Work request:
From the first line to the last, return the data exactly, with no pictures.
:: Dataset ::
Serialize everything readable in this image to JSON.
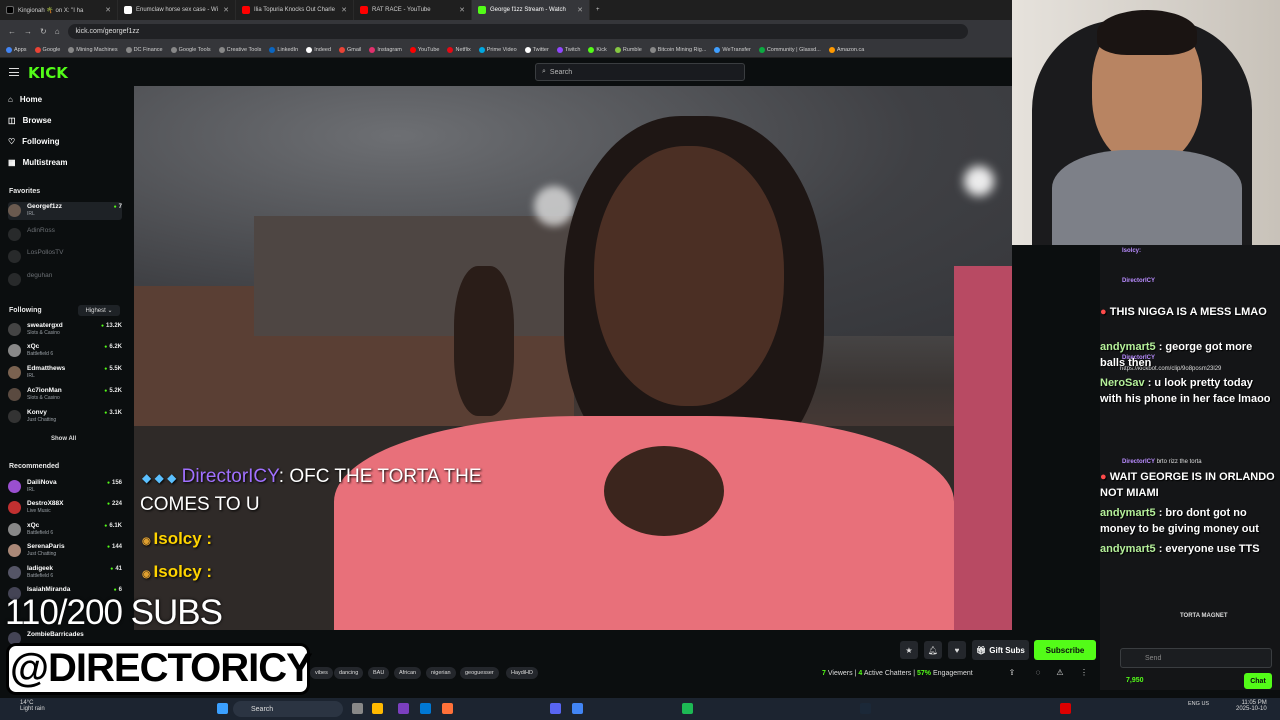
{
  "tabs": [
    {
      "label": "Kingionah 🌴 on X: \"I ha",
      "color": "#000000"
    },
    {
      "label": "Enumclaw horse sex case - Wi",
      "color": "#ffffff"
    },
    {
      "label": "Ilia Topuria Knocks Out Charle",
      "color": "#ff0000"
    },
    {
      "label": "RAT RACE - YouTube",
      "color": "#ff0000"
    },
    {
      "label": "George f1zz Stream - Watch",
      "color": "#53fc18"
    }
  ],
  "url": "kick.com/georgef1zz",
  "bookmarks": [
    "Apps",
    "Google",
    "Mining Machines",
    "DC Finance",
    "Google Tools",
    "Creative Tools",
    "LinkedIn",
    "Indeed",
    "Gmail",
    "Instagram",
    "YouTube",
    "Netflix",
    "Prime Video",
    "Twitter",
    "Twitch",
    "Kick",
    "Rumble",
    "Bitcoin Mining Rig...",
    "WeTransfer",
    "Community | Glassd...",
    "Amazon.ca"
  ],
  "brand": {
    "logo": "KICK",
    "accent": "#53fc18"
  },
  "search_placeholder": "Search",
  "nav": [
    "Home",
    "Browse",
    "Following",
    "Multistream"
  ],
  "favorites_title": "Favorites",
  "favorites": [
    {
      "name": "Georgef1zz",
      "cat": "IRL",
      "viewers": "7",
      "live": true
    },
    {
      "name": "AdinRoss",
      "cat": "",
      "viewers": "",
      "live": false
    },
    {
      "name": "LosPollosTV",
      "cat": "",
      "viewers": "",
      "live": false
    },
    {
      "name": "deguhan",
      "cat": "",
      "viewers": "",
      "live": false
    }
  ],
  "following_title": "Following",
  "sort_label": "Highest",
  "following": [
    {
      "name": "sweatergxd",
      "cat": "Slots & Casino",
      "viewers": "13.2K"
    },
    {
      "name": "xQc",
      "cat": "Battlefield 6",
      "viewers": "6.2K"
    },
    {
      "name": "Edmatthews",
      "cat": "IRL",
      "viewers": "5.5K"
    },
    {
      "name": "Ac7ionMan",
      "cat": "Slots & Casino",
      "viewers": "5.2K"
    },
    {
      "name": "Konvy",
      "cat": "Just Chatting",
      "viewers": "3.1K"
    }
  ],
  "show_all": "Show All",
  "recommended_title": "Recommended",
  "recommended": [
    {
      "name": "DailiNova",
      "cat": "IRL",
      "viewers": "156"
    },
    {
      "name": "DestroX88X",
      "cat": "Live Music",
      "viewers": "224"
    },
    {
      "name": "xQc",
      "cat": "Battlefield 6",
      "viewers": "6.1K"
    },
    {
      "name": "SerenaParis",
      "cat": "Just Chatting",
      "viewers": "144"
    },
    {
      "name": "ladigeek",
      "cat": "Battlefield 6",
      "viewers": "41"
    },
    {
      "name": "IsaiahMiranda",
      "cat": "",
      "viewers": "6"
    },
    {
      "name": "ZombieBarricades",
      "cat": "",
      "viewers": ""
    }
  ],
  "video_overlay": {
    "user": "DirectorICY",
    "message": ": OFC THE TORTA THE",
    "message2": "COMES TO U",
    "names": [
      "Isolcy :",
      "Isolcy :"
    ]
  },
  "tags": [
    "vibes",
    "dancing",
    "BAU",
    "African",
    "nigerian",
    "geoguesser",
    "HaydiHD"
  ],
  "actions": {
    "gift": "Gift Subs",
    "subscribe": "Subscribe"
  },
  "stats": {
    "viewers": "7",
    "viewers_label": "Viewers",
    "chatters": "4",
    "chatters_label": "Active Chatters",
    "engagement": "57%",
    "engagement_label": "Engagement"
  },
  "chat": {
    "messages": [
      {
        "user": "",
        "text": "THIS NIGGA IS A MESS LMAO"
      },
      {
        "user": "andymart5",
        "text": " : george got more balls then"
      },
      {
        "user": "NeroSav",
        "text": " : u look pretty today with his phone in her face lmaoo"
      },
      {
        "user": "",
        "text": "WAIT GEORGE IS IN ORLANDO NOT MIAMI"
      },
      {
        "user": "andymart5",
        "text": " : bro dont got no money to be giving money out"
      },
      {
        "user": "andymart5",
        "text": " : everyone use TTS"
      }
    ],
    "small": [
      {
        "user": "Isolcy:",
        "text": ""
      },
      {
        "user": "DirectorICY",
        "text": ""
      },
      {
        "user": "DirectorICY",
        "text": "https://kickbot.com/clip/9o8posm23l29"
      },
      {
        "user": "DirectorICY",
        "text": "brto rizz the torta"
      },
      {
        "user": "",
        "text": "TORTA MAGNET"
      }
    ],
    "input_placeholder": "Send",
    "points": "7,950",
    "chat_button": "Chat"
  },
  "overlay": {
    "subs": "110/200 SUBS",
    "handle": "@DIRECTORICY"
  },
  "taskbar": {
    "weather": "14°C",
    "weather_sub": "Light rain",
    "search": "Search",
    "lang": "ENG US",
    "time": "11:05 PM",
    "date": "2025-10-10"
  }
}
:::
Completed task:
Serialize everything readable in this image to JSON.
{
  "tabs": [
    {
      "label": "Kingionah 🌴 on X: \"I ha",
      "color": "#000000"
    },
    {
      "label": "Enumclaw horse sex case - Wi",
      "color": "#ffffff"
    },
    {
      "label": "Ilia Topuria Knocks Out Charle",
      "color": "#ff0000"
    },
    {
      "label": "RAT RACE - YouTube",
      "color": "#ff0000"
    },
    {
      "label": "George f1zz Stream - Watch",
      "color": "#53fc18"
    }
  ],
  "url": "kick.com/georgef1zz",
  "bookmarks": [
    "Apps",
    "Google",
    "Mining Machines",
    "DC Finance",
    "Google Tools",
    "Creative Tools",
    "LinkedIn",
    "Indeed",
    "Gmail",
    "Instagram",
    "YouTube",
    "Netflix",
    "Prime Video",
    "Twitter",
    "Twitch",
    "Kick",
    "Rumble",
    "Bitcoin Mining Rig...",
    "WeTransfer",
    "Community | Glassd...",
    "Amazon.ca"
  ],
  "brand": {
    "logo": "KICK",
    "accent": "#53fc18"
  },
  "search_placeholder": "Search",
  "nav": [
    "Home",
    "Browse",
    "Following",
    "Multistream"
  ],
  "favorites_title": "Favorites",
  "favorites": [
    {
      "name": "Georgef1zz",
      "cat": "IRL",
      "viewers": "7",
      "live": true
    },
    {
      "name": "AdinRoss",
      "cat": "",
      "viewers": "",
      "live": false
    },
    {
      "name": "LosPollosTV",
      "cat": "",
      "viewers": "",
      "live": false
    },
    {
      "name": "deguhan",
      "cat": "",
      "viewers": "",
      "live": false
    }
  ],
  "following_title": "Following",
  "sort_label": "Highest",
  "following": [
    {
      "name": "sweatergxd",
      "cat": "Slots & Casino",
      "viewers": "13.2K"
    },
    {
      "name": "xQc",
      "cat": "Battlefield 6",
      "viewers": "6.2K"
    },
    {
      "name": "Edmatthews",
      "cat": "IRL",
      "viewers": "5.5K"
    },
    {
      "name": "Ac7ionMan",
      "cat": "Slots & Casino",
      "viewers": "5.2K"
    },
    {
      "name": "Konvy",
      "cat": "Just Chatting",
      "viewers": "3.1K"
    }
  ],
  "show_all": "Show All",
  "recommended_title": "Recommended",
  "recommended": [
    {
      "name": "DailiNova",
      "cat": "IRL",
      "viewers": "156"
    },
    {
      "name": "DestroX88X",
      "cat": "Live Music",
      "viewers": "224"
    },
    {
      "name": "xQc",
      "cat": "Battlefield 6",
      "viewers": "6.1K"
    },
    {
      "name": "SerenaParis",
      "cat": "Just Chatting",
      "viewers": "144"
    },
    {
      "name": "ladigeek",
      "cat": "Battlefield 6",
      "viewers": "41"
    },
    {
      "name": "IsaiahMiranda",
      "cat": "",
      "viewers": "6"
    },
    {
      "name": "ZombieBarricades",
      "cat": "",
      "viewers": ""
    }
  ],
  "video_overlay": {
    "user": "DirectorICY",
    "message": ": OFC THE TORTA THE",
    "message2": "COMES TO U",
    "names": [
      "Isolcy :",
      "Isolcy :"
    ]
  },
  "tags": [
    "vibes",
    "dancing",
    "BAU",
    "African",
    "nigerian",
    "geoguesser",
    "HaydiHD"
  ],
  "actions": {
    "gift": "Gift Subs",
    "subscribe": "Subscribe"
  },
  "stats": {
    "viewers": "7",
    "viewers_label": "Viewers",
    "chatters": "4",
    "chatters_label": "Active Chatters",
    "engagement": "57%",
    "engagement_label": "Engagement"
  },
  "chat": {
    "messages": [
      {
        "user": "",
        "text": "THIS NIGGA IS A MESS LMAO"
      },
      {
        "user": "andymart5",
        "text": " : george got more balls then"
      },
      {
        "user": "NeroSav",
        "text": " : u look pretty today with his phone in her face lmaoo"
      },
      {
        "user": "",
        "text": "WAIT GEORGE IS IN ORLANDO NOT MIAMI"
      },
      {
        "user": "andymart5",
        "text": " : bro dont got no money to be giving money out"
      },
      {
        "user": "andymart5",
        "text": " : everyone use TTS"
      }
    ],
    "small": [
      {
        "user": "Isolcy:",
        "text": ""
      },
      {
        "user": "DirectorICY",
        "text": ""
      },
      {
        "user": "DirectorICY",
        "text": "https://kickbot.com/clip/9o8posm23l29"
      },
      {
        "user": "DirectorICY",
        "text": "brto rizz the torta"
      },
      {
        "user": "",
        "text": "TORTA MAGNET"
      }
    ],
    "input_placeholder": "Send",
    "points": "7,950",
    "chat_button": "Chat"
  },
  "overlay": {
    "subs": "110/200 SUBS",
    "handle": "@DIRECTORICY"
  },
  "taskbar": {
    "weather": "14°C",
    "weather_sub": "Light rain",
    "search": "Search",
    "lang": "ENG US",
    "time": "11:05 PM",
    "date": "2025-10-10"
  }
}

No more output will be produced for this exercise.